The first is the compensation based on recruiting. The net effect of the recruiting “incentive” is that it creates a sales force that is unrelated to the market demand or need for product. The “duplication” incentive and “unlimited” rewards produce far more salespeople than the market could support. Add in the factor that the recruiter is paid from the newly recruited salesperson’s own purchases, rather than only from external purchases by end-users, the reality of a pyramid scheme becomes blatant and the connection to real sales is severed totally. Every area soon has too many “salespeople” selling exactly the same products. They all buy at the same price. The cost to find and reach “customers” is too high. Keeping loyal customers in the face of so many competitive “salespeople” is impossible. Every “customer” can get the product at the “salesperson’s” price just by signing up and paying a fee. Retailing, i.e., direct selling, becomes utterly impossible.

2. Upside Down Pay Plan

The second element is the classic MLM “compensation plan”, the one that is presented with incomprehensible charts with many “levels” and arrows pointing  to varying commission rates and bonuses that are connected to varying structural (recruiting) and volume requirements.

 Anyone who has ever been in true direct selling knows that one figure is crucial to viable sales – how much is paid to the salesperson on each transaction. A real salesperson can see immediately the MLM pay plan is turned upside down.

When the absurdly complicated “compensation” scheme is dissected, it reveals that the majority of “commissions” paid on each transaction goes straight to the top of the recruiting chain. The amount allocated to the “sales” person that actually makes the “sale” is pitifully insufficient to sustain the work. The net result is that over half of all commissions, sometimes as much as 80%, on all “sales transactions” are allocated to those farthest away from the “sale”, the top 1%.  The only “sales” the model facilitates are internal, among the recruits themselves, just as in a pyramid scheme, a closed system, an internal money transfer. The recruiting model and top-loaded pay plan dictate that less than 1% can ever be profitable. Their “profit” is derived from the funds lost from the other 99%, year by year.

To call this model “direct selling” is not just inaccurate. It is blind to what is actually going on – calculated deception, massive consumer harm, fraud that steals not just money but years of time, relationships, hopes and dreams.
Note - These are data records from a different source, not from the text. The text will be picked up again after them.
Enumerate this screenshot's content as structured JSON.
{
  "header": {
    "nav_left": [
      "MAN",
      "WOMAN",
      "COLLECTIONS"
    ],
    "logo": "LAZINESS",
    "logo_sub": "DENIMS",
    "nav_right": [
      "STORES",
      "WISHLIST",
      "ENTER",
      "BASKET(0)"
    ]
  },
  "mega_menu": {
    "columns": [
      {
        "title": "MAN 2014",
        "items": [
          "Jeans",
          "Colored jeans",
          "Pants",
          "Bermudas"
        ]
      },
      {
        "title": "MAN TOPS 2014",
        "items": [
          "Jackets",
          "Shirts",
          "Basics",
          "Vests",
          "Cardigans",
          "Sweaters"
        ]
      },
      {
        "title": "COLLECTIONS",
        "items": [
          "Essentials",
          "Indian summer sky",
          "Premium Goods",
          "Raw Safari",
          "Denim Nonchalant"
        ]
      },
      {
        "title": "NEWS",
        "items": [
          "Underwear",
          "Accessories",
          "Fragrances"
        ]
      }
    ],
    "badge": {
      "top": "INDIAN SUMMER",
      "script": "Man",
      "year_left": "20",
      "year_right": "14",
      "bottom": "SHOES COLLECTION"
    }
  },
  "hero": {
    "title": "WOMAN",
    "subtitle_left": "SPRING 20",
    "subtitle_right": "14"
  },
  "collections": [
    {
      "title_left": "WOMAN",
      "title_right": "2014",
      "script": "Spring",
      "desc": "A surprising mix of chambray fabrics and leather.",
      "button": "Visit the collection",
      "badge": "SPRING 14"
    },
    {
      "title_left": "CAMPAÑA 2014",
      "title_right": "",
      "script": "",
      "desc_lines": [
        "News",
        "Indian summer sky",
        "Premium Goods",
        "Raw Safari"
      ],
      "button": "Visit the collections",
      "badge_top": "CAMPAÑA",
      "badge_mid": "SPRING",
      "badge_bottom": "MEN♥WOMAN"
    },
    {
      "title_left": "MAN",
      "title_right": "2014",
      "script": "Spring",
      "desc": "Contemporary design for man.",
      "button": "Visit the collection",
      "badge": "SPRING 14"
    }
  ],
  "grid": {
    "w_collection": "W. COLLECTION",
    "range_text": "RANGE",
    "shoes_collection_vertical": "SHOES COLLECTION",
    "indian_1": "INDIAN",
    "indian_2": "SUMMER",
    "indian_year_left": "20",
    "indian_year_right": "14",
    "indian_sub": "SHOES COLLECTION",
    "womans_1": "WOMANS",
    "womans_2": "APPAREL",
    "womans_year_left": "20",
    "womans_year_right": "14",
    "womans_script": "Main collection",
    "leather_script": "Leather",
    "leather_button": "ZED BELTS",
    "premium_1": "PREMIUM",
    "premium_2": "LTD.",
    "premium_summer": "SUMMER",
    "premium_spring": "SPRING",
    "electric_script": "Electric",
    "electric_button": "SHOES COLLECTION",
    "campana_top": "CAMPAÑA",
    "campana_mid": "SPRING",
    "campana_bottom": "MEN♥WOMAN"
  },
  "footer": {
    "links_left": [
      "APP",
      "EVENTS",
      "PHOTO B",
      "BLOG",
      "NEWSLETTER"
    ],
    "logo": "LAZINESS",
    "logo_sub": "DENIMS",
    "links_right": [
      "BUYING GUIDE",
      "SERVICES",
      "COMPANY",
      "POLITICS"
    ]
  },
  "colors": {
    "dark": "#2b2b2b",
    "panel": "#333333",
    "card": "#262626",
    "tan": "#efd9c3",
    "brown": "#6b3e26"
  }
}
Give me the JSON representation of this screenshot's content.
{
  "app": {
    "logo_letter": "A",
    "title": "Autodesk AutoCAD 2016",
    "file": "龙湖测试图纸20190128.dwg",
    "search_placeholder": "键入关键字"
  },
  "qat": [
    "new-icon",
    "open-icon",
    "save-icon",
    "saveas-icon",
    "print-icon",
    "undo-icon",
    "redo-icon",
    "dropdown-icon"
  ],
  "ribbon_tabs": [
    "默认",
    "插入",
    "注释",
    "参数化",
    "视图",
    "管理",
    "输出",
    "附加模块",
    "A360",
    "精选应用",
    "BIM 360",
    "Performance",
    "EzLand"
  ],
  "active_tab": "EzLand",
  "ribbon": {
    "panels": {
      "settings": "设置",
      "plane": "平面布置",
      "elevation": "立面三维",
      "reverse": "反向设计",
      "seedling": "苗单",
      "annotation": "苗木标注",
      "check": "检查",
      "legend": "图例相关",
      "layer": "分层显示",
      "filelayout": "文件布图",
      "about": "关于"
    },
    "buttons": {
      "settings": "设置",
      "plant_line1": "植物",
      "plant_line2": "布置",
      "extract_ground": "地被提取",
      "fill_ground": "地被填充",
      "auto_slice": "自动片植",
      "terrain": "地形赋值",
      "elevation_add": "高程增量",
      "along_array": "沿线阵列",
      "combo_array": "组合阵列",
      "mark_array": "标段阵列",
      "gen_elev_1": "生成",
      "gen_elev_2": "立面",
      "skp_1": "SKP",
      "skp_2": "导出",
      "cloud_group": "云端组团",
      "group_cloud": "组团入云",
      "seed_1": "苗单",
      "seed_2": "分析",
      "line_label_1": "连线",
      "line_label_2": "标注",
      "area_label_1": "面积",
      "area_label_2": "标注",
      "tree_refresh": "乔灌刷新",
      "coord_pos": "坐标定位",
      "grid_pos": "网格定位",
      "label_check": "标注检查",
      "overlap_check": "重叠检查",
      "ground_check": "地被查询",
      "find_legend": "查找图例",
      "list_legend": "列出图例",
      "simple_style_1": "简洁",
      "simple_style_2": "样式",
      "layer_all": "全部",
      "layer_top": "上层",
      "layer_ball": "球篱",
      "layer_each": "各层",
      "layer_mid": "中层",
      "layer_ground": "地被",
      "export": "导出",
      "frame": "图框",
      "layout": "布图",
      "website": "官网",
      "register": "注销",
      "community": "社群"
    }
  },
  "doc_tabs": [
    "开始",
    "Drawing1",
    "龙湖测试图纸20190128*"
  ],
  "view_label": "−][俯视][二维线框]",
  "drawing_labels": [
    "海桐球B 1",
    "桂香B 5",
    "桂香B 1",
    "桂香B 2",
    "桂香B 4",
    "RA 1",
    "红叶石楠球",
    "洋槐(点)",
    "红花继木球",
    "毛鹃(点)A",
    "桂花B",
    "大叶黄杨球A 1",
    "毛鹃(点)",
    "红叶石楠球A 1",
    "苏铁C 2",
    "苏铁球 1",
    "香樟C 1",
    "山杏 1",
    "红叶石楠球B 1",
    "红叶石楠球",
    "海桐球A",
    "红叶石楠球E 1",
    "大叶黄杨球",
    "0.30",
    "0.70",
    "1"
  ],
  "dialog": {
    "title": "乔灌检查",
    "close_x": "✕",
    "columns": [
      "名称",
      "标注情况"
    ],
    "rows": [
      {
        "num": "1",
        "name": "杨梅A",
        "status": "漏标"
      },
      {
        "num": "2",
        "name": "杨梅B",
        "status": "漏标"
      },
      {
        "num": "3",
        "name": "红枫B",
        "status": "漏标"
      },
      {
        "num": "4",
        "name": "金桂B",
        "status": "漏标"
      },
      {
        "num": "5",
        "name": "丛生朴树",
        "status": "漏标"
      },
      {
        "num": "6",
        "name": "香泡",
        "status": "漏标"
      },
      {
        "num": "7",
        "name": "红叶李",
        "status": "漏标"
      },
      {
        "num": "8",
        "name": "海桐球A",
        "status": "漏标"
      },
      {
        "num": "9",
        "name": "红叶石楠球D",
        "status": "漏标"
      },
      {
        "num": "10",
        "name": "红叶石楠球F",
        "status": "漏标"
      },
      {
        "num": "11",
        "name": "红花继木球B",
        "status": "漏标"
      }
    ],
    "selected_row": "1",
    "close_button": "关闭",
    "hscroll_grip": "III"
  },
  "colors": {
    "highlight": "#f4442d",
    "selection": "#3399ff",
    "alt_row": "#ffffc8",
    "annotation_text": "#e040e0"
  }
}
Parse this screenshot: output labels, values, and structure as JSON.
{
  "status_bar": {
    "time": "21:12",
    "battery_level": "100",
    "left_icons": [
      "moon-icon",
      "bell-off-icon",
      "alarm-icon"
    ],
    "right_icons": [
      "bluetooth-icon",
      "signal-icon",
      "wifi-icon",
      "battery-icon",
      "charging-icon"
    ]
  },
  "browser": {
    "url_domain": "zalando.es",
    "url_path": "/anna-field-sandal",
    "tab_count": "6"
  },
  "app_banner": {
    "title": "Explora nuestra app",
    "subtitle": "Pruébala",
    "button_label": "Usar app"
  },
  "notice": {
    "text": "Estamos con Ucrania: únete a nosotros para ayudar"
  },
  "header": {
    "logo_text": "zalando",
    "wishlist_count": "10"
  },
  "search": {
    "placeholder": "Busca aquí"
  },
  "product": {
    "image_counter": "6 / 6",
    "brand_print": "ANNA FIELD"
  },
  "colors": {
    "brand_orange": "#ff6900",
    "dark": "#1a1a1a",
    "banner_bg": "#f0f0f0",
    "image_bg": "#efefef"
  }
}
Exactly what to call MLM, if not “direct selling,” is less important than first to get rid of the false identity and open up an inquiry based on facts and consequences. The truth of MLM is not complex, just hidden behind years of mis-identification.